I’m making steady progress with my new book. It explores the gap between politics, policymaking, and digital, data and technology (DDaT). More importantly, it looks at how we fix that gap. As it takes shape, I’ll continue sharing odd snippets and thoughts to provide a flavour of what it’s all about.
Despite politicians’ grand ambitions for DDaT since at least 1996, it’s had relatively little impact on radical government renewal and reform. Yet the political ambition has remained fairly constant during these 26 years: to ensure users are the focus, not providers; to design services more closely around people’s needs and lives; and to deliver more effective, and higher quality public services.
“Policymaking is fundamentally inadequate”
This week I was editing a section in my draft ramblings on the state of policymaking in the UK, when I noticed a new paper had been published. Written by a former Permanent Secretary, Jonathan Slater, “Fixing Whitehall’s broken policy machine” (PDF) draws on his experience in the civil service.
The paper makes a series of candid observations and contributions to what needs fixing. Amongst these is the observation that “policymaking has always been distant from its customers“:
“Whitehall’s remoteness from the public and frontline results in policymaking which is fundamentally inadequate to address the challenges we face … [it’s] obvious that there is no effective accountability for policymaking in practice, whatever the theory may say. And without accountability, the quality of policymaking will always be a hit and miss affair, whatever good intentions people might have.”
None of which surprised me. What did surprise me, however, as I was looking through the paper, is the complete absence of any reference to digital or technology — and just one solitary mention of data:
It’s an interesting absence. DDaT has an essential role to play in fixing policymaking. It can create a close, responsive connection with the users of public services, and help better meet their needs.

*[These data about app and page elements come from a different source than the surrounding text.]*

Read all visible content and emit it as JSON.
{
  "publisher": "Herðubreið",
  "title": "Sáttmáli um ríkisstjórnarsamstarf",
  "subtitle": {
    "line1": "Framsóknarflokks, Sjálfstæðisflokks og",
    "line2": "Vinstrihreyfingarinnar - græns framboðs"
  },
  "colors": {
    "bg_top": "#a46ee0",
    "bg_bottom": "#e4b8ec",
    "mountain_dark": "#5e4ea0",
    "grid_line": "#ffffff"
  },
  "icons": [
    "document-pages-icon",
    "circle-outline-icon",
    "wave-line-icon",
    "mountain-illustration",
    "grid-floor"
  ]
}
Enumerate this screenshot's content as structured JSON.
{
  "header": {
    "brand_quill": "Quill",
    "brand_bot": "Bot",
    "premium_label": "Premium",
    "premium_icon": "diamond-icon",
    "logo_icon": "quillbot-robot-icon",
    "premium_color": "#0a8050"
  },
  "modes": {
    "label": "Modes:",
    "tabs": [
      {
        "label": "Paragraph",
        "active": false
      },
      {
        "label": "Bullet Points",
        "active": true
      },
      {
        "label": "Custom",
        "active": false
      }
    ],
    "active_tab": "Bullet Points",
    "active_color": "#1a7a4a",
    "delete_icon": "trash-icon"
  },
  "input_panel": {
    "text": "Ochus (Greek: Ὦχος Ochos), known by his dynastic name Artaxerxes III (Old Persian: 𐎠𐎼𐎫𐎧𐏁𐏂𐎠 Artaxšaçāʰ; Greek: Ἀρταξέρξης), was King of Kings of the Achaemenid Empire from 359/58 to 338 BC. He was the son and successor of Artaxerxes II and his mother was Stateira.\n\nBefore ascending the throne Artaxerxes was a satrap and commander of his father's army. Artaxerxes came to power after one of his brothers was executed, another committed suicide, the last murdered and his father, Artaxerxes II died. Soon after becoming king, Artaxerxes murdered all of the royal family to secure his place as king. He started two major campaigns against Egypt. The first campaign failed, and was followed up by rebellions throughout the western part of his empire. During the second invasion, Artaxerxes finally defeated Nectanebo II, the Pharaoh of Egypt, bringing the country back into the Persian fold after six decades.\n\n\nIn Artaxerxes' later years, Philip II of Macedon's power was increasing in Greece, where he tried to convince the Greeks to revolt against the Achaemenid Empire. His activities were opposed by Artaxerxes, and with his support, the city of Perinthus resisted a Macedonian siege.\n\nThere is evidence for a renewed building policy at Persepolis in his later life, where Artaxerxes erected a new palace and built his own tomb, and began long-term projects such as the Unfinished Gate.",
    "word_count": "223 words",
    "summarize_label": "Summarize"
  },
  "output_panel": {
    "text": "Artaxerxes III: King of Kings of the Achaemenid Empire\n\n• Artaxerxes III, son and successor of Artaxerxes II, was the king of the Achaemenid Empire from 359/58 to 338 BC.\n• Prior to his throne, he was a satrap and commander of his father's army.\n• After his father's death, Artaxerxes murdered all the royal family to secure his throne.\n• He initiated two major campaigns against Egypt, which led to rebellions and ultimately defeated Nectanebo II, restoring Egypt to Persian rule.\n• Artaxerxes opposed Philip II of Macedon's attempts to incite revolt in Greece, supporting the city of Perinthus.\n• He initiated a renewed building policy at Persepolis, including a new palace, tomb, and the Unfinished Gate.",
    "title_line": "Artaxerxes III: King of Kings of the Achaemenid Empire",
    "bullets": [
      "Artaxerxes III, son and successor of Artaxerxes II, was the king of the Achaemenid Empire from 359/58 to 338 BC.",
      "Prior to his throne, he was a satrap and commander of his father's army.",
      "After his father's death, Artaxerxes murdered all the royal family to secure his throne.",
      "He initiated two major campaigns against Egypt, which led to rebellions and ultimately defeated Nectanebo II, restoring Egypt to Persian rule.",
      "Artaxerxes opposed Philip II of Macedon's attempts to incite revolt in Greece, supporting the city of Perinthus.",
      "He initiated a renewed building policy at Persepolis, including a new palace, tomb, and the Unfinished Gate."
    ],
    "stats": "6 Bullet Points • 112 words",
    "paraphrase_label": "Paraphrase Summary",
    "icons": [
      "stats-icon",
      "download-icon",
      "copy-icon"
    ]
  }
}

It can inform policymaking by providing useful insights based on evidence and data — as the one isolated mention of data in the paper suggests:
“Whitehall seemed to show surprisingly little interest in what the customers of the many services for which government was responsible thought … not only was there little direct engagement between Whitehall and the public, there wasn’t even any data on, say, what patients thought of the health service, or what pupils thought of schools, or what the unemployed thought of job centres.”
And DDaT can provide continuous feedback from the users and providers of public services, supporting ongoing improvements and better policy outcomes, fine-tuning and adjusting policy on the fly.
The absence of any references to DDaT illustrates a long-standing failure to integrate it into policymaking. I suspect one reason for this may be that DDaT often positions itself poorly. Its evangelists can unwittingly create the impression that its primary purpose is improving the design of websites — polishing the presentation tier, or, as it’s been referred to on various occasions, putting “lipstick on a pig“.
“Digital” training courses often reinforce this “geeky” misperception of its role, particularly when they focus on issues such as agile software development, front-end website design, and sprints. Doing so reinforces the idea that DDaT is a downstream tool of policy delivery and automation rather than a means of policy research, development, design, and iteration.
DDaT needs to be better communicated, managed, and understood. Adopting the user-focused, iterative, evidence-based, continuous feedback and improvement cycle of good agile programmes, for example, could significantly improve policymaking. To fix Whitehall’s broken policy machine, a good place to start would be to bridge this policymaking / DDaT divide.
Jonathan Slater’s paper is a timely reminder of why I started to research and write my new book. It also provides useful additional source material to support one of my draft observations: